Printing has played an important role in history and has been shaping the country and its politics since the 1900s. Now, a new exhibition in Tower Hamlets will document printing’s development in East London across the 20thcentury.
Bow Arts’ The Nunnery’s exhibition ‘Lightbboxes and Lettering; Printing Industry Heritage in East London’ will display historical artefacts related to the printing process, examples of prints from ever changing methods and types of printing, and photographs of the different the businesses that existed.
The exhibition, which runs from 17 January to 29 March next year, is produced by Rendezvous Projects, a community interest company, after receiving a grant of £50,200 from the National Lottery Heritage fund. The company produces projects that explore social history and provides opportunities for communities to participate.
A spokesperson for Rendezvous Projects said: “Access to small presses allowed political and community groups to easily print their books, pamphlets and leaflets, and many of these smaller firms were in east London.”
Lightboxes and Lettering will tell the story of the print industry and how it has changed across the 20thcentury, and particularly focuses on the boroughs of Tower Hamlets, Hackney and Waltham Forest.
Lucy Harrison, Director of Rendezvous Projects CIC, told EastLondonLines: “The history of the printing industry in east London in the 20th century includes a diverse range of businesses from letter press and foiling to offset litho, radical presses and community workshops to large prestigious businesses.”
As well as sharing workers’ memories, there will also be a series of oral histories, where visitors can hear former print workers speaking first hand about their experiences working in the printing industry.
Sophie Hill, Director of Arts & Events, Bow Arts, told EastLondonLines: “Celebrating local history is a constant thread in the Nunnery Gallery programme, especially industrial history, as it was industry that shaped the east London we know today. The innovation of east London’s industry is something we explore through our own National Lottery-supported heritage series, Raw Material and Lightboxes & Lettering continues this story with the print industry – the impact of which could be compared to social media at times across the 20th century.

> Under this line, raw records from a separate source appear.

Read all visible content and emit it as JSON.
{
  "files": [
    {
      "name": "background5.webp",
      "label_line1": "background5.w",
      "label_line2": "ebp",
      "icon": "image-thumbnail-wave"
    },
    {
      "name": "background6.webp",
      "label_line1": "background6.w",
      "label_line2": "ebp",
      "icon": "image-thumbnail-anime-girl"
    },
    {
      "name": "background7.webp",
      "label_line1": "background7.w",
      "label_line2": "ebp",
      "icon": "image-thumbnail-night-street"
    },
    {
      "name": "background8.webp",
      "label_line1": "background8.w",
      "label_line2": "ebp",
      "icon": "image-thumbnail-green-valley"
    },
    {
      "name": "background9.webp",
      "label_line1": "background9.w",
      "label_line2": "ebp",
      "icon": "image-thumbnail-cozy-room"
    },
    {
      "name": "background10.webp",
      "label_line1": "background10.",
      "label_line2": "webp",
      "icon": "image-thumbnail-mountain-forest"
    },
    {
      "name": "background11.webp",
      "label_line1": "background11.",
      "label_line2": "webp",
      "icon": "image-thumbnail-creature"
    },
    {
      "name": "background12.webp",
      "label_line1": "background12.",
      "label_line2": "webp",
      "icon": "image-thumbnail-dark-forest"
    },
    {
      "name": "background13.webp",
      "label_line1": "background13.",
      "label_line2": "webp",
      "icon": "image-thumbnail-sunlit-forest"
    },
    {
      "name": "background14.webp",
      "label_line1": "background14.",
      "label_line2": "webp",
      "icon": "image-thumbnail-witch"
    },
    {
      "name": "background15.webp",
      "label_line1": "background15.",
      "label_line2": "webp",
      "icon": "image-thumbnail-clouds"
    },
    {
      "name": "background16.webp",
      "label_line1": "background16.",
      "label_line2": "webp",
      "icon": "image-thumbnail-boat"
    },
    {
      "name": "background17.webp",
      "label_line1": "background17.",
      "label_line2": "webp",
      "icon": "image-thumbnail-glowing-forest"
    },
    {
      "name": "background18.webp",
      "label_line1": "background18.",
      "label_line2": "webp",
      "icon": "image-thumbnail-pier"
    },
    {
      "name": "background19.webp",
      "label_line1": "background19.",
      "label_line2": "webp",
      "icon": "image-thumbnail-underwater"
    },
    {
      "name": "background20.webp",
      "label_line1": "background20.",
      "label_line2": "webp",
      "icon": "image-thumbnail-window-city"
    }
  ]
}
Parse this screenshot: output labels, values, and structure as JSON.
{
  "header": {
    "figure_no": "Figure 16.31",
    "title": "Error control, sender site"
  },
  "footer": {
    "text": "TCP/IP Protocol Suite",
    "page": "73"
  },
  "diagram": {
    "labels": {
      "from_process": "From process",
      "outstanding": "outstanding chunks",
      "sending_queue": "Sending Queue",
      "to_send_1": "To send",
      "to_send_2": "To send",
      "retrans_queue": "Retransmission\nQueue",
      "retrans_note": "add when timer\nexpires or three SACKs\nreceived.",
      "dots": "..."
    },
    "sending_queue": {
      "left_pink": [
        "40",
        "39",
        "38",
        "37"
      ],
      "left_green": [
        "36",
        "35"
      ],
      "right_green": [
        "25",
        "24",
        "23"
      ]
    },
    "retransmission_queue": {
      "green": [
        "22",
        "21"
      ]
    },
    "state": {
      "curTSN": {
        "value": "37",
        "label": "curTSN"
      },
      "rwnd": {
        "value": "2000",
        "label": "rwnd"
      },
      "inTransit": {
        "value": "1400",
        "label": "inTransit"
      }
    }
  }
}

“Tower Hamlets is one of London’s fastest growing boroughs and it’s through exhibitions like this that residents old and new can learn and remember the rich history of their local area.”
Rendezvous Projects is currently compiling artefacts from both public and private collections that have been kept by former members of the industry.
The series of personal items that are being donated to the project relate to various companies, co-ops and radical presses across the East End.
Stuart McLeod, Area Director London & South, The National Lottery Heritage Fund, told EastLondonLines: “The printing industry is a key part of East London’s heritage and thanks to money raised by National Lottery players, this project has been exploring and preserving its legacy.
“The project gave volunteers the opportunity to learn new skills and members of the public to share in an important part of London’s story.”
The exhibition will celebrate time-old techniques and processes, but also document the transition into modern day printing through the development of new digital technologies.
Harrison added: “The industry as a whole has changed a great deal due to the impact of digital technologies, and in east London this is compounded by rising property prices and large scale developments. This project aims to record the experiences of people who worked in the industry and to showcase their work and the way that these places have changed.”
Visitors will be offered a designated events programme, which includes artist-led workshops where they can have a go at traditional printing.